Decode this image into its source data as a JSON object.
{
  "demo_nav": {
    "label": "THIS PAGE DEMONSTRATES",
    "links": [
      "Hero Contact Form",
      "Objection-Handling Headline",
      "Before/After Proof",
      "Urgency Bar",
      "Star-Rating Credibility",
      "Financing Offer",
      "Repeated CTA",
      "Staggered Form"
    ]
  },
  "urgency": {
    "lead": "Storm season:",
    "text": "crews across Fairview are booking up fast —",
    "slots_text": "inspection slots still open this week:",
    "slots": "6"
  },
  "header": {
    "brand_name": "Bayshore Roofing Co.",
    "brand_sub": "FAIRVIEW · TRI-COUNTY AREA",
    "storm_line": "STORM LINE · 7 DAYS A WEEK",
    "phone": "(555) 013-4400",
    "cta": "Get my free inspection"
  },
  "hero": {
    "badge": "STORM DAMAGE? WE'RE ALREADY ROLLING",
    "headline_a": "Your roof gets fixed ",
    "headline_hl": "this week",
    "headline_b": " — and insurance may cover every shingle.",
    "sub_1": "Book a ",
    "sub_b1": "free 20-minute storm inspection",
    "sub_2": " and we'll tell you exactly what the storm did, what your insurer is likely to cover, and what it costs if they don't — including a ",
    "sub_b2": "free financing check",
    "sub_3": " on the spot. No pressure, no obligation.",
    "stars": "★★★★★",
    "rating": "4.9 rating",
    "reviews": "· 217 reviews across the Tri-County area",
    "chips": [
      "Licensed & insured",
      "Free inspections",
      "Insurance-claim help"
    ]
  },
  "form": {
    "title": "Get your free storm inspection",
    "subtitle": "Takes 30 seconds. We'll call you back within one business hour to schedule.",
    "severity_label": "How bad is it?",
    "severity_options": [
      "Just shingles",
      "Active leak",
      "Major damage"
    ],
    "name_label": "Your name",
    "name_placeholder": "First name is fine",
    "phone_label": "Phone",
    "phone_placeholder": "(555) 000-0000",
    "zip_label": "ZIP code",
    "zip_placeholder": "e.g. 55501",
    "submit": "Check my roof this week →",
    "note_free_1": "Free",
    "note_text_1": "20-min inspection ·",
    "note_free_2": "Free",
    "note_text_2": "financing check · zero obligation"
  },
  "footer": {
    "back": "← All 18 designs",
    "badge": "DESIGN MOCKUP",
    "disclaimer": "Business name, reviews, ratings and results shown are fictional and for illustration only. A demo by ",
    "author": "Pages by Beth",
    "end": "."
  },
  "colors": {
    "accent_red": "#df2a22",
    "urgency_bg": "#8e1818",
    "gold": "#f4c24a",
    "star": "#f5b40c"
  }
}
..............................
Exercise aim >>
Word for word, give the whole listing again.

Task result >>
Decode this image into its source data as a JSON object.
{
  "demo_nav": {
    "label": "THIS PAGE DEMONSTRATES",
    "links": [
      "Hero Contact Form",
      "Objection-Handling Headline",
      "Before/After Proof",
      "Urgency Bar",
      "Star-Rating Credibility",
      "Financing Offer",
      "Repeated CTA",
      "Staggered Form"
    ]
  },
  "urgency": {
    "lead": "Storm season:",
    "text": "crews across Fairview are booking up fast —",
    "slots_text": "inspection slots still open this week:",
    "slots": "6"
  },
  "header": {
    "brand_name": "Bayshore Roofing Co.",
    "brand_sub": "FAIRVIEW · TRI-COUNTY AREA",
    "storm_line": "STORM LINE · 7 DAYS A WEEK",
    "phone": "(555) 013-4400",
    "cta": "Get my free inspection"
  },
  "hero": {
    "badge": "STORM DAMAGE? WE'RE ALREADY ROLLING",
    "headline_a": "Your roof gets fixed ",
    "headline_hl": "this week",
    "headline_b": " — and insurance may cover every shingle.",
    "sub_1": "Book a ",
    "sub_b1": "free 20-minute storm inspection",
    "sub_2": " and we'll tell you exactly what the storm did, what your insurer is likely to cover, and what it costs if they don't — including a ",
    "sub_b2": "free financing check",
    "sub_3": " on the spot. No pressure, no obligation.",
    "stars": "★★★★★",
    "rating": "4.9 rating",
    "reviews": "· 217 reviews across the Tri-County area",
    "chips": [
      "Licensed & insured",
      "Free inspections",
      "Insurance-claim help"
    ]
  },
  "form": {
    "title": "Get your free storm inspection",
    "subtitle": "Takes 30 seconds. We'll call you back within one business hour to schedule.",
    "severity_label": "How bad is it?",
    "severity_options": [
      "Just shingles",
      "Active leak",
      "Major damage"
    ],
    "name_label": "Your name",
    "name_placeholder": "First name is fine",
    "phone_label": "Phone",
    "phone_placeholder": "(555) 000-0000",
    "zip_label": "ZIP code",
    "zip_placeholder": "e.g. 55501",
    "submit": "Check my roof this week →",
    "note_free_1": "Free",
    "note_text_1": "20-min inspection ·",
    "note_free_2": "Free",
    "note_text_2": "financing check · zero obligation"
  },
  "footer": {
    "back": "← All 18 designs",
    "badge": "DESIGN MOCKUP",
    "disclaimer": "Business name, reviews, ratings and results shown are fictional and for illustration only. A demo by ",
    "author": "Pages by Beth",
    "end": "."
  },
  "colors": {
    "accent_red": "#df2a22",
    "urgency_bg": "#8e1818",
    "gold": "#f4c24a",
    "star": "#f5b40c"
  }
}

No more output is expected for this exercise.